▶ Prompt
The reply should consist of one number, the count of lines below in which the word "JSON" appears.
[[ Extracted entries, beginning ]]
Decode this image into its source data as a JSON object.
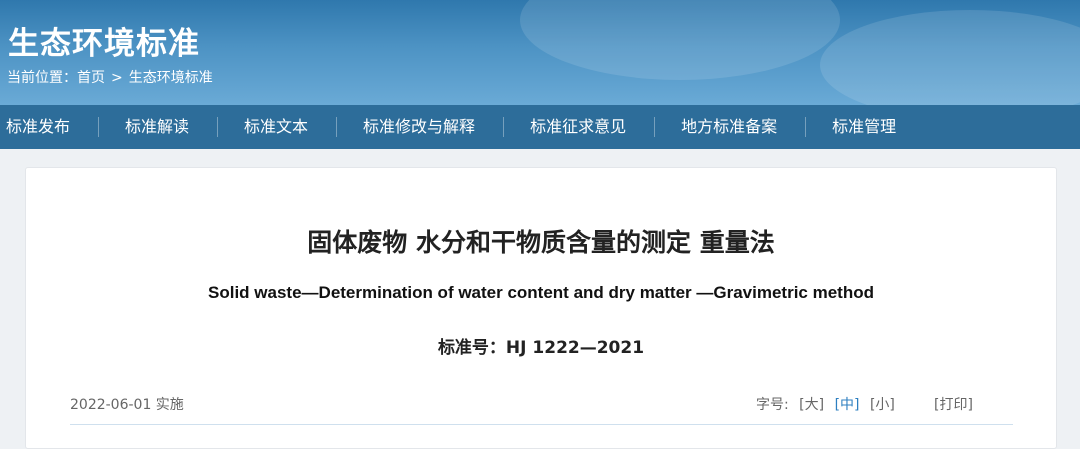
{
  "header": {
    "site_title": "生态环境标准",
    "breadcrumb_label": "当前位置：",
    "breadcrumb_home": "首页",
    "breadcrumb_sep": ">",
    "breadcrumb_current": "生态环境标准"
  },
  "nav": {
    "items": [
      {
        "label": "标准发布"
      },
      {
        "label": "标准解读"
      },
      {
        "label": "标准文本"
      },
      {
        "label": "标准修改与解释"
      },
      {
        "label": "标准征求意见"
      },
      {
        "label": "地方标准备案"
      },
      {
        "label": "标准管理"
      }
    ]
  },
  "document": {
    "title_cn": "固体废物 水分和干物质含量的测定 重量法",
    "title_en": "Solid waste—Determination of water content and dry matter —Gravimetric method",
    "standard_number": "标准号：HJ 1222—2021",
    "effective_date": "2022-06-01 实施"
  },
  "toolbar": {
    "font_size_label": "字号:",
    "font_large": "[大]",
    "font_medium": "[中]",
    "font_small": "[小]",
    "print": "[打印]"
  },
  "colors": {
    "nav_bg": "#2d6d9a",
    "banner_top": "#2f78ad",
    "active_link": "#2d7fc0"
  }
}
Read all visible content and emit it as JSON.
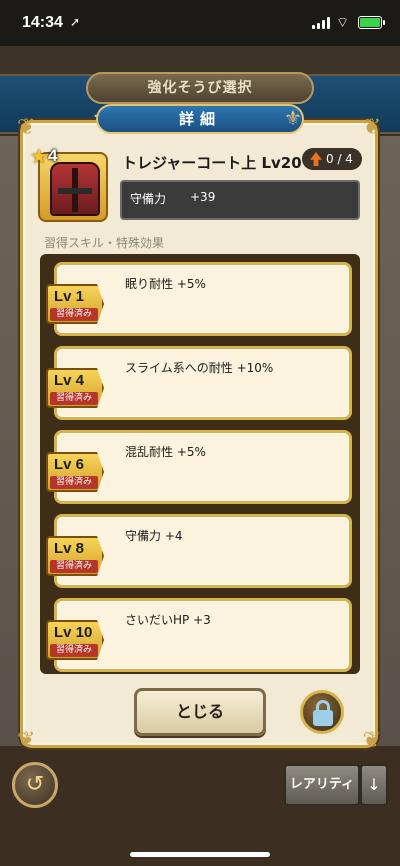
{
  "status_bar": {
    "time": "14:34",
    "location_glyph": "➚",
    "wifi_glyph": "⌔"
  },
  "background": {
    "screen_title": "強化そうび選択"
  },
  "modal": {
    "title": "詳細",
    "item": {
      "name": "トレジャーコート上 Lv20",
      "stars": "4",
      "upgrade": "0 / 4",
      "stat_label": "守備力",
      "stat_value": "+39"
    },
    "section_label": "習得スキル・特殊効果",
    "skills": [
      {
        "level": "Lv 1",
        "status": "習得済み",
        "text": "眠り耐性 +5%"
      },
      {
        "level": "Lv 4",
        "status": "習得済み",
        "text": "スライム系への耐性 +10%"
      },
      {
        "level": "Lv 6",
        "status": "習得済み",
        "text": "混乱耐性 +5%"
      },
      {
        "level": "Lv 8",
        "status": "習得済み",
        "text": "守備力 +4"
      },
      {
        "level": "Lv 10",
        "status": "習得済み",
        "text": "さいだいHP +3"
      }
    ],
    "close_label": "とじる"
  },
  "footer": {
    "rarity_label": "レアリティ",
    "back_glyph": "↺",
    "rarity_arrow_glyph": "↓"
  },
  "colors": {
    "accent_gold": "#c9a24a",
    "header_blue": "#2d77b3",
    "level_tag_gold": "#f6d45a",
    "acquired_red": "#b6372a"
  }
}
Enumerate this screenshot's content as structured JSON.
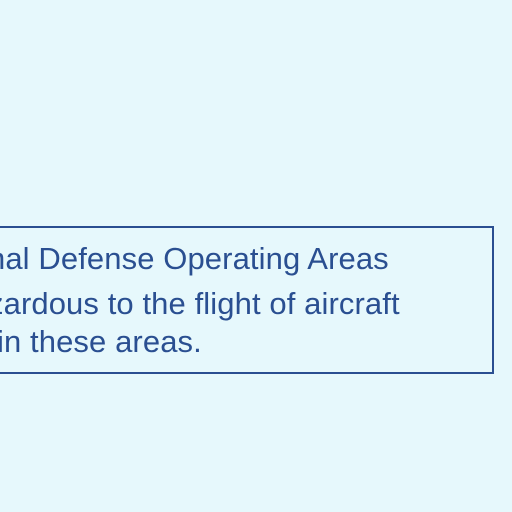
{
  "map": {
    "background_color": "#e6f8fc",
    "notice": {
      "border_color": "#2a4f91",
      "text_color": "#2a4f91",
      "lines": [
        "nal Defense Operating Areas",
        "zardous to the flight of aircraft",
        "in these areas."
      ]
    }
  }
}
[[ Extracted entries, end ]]
▶ Answer box
3